    Athaleet saidJust one more thing to say, and then I'll shut up.

    For those of you who missed that day in Civics class, the 4th Amendment to the U.S. Constitution says:

    "The right of the people to be secure in their persons, houses, papers, and effects, against unreasonable searches and seizures, shall not be violated, and no Warrants shall issue, but upon probable cause, supported by Oath or affirmation, and particularly describing the place to be searched, and the persons or things to be seized."

    "Unreasonable" may not be clearly defined, but I hope there's no doubt that what goes on at the airports is in clear opposition to the intent of this fundamental law of our republic. And, I don't think it's "whining" to insist that the government respect the rights guaranteed to us by the U. S. Constitution.

    But I can't really fault the current administration or its predecessor for dismissing as "whiners" anyone who complains about government abuse in the name of guarding against some real, perceived, or invented threat. After all, it's a tried-and-true tactic for bullying people into giving up their legal rights. It worked just fine for Hitler.



    +1
  • BIG_N_TALL

    Posts: 2190

    Jul 17, 2011 4:26 AM GMT
    Athaleet saidJust one more thing to say, and then I'll shut up.

    For those of you who missed that day in Civics class, the 4th Amendment to the U.S. Constitution says:

    "The right of the people to be secure in their persons, houses, papers, and effects, against unreasonable searches and seizures, shall not be violated, and no Warrants shall issue, but upon probable cause, supported by Oath or affirmation, and particularly describing the place to be searched, and the persons or things to be seized."

    "Unreasonable" may not be clearly defined, but I hope there's no doubt that what goes on at the airports is in clear opposition to the intent of this fundamental law of our republic. And, I don't think it's "whining" to insist that the government respect the rights guaranteed to us by the U. S. Constitution.

    But I can't really fault the current administration or its predecessor for dismissing as "whiners" anyone who complains about government abuse in the name of guarding against some real, perceived, or invented threat. After all, it's a tried-and-true tactic for bullying people into giving up their legal rights.

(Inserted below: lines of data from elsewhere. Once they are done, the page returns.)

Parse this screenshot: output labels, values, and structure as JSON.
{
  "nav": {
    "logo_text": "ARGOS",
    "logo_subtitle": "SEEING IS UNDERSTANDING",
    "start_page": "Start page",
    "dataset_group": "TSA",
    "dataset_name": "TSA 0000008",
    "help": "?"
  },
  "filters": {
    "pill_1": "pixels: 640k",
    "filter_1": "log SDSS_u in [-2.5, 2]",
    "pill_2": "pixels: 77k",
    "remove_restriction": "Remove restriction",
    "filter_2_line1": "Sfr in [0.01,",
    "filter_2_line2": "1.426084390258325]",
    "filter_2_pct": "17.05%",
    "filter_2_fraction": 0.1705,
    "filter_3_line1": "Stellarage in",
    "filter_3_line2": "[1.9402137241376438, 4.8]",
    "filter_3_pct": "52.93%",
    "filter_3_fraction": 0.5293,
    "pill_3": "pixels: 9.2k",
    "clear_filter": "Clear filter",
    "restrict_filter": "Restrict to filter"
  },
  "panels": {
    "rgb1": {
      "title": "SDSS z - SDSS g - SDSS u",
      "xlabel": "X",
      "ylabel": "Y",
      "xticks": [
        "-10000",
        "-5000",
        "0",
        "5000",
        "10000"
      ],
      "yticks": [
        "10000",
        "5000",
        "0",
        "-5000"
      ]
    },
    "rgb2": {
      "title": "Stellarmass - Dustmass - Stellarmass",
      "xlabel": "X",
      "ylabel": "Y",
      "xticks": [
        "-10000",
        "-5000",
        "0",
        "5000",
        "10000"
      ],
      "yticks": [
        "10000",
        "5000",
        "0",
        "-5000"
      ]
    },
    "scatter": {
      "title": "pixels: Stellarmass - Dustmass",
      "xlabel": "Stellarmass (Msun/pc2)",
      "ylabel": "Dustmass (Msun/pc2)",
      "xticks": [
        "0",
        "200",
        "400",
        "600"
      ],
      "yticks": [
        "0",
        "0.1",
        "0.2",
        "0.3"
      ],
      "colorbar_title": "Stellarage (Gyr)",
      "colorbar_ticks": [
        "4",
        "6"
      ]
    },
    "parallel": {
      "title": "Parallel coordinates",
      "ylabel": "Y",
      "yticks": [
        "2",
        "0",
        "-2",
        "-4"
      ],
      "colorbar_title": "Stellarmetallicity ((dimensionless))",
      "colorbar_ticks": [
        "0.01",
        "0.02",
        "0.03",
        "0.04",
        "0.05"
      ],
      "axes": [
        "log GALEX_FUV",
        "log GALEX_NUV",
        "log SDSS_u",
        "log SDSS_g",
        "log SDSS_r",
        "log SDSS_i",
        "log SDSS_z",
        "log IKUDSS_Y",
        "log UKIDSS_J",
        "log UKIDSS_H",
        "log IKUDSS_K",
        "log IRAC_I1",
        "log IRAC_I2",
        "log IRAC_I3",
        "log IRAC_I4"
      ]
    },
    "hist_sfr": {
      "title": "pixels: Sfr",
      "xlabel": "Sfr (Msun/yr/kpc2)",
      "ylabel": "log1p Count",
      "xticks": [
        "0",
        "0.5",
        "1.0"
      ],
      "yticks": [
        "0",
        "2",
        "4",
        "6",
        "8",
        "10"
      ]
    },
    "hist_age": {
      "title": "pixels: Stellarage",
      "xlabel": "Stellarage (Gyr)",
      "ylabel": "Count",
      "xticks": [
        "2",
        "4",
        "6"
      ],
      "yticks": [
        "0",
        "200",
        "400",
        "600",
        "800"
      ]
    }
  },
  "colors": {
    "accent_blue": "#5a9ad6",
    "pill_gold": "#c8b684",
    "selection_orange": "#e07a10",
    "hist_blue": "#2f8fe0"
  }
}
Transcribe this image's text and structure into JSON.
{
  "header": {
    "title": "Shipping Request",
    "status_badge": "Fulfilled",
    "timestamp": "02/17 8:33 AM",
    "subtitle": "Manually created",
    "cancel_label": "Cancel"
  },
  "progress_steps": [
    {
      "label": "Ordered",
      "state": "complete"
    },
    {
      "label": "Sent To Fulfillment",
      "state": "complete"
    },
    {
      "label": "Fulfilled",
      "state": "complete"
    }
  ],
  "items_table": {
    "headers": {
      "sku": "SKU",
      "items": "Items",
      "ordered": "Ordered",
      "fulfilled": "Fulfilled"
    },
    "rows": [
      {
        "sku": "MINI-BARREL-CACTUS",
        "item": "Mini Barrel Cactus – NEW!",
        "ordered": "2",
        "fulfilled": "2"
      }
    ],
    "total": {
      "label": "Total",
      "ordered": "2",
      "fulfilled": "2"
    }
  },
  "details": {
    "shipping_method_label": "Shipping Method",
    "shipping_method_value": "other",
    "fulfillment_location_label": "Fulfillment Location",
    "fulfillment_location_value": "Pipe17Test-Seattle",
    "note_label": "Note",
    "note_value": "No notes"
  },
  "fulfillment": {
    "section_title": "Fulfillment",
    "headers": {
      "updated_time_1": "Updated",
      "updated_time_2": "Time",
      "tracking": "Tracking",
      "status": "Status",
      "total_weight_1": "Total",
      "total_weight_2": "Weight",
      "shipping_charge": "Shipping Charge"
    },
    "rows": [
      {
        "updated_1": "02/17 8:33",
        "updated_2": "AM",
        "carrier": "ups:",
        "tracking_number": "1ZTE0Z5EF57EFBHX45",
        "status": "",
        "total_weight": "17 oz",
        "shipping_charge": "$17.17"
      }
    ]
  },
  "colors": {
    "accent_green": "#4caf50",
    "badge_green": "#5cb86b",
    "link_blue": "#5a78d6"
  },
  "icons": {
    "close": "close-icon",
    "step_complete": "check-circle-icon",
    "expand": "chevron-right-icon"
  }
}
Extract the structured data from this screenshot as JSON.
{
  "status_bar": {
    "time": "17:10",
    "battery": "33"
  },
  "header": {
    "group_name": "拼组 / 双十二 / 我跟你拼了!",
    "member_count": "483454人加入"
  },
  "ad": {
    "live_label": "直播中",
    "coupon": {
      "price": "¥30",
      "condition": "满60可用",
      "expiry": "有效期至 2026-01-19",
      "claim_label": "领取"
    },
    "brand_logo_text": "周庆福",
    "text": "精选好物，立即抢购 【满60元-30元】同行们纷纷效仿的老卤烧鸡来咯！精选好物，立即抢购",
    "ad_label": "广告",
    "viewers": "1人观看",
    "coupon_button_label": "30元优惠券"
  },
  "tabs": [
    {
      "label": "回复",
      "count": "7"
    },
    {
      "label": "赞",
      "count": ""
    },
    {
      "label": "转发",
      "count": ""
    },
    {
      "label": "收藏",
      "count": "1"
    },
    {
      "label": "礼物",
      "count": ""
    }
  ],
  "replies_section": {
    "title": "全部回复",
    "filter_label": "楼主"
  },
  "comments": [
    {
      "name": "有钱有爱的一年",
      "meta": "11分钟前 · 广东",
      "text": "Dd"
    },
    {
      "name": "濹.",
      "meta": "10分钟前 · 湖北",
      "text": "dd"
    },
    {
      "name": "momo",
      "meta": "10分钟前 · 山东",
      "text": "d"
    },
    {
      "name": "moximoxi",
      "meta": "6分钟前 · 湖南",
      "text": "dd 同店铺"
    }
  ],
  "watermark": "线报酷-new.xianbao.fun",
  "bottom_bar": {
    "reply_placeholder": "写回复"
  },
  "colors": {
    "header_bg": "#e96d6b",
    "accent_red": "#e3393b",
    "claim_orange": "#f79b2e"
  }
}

It worked just fine for Hitler.


    I have to agree. Dismissing people as "whinners" is truly counterproductive. Complicity is the reason we got into this big damn mess in the first place.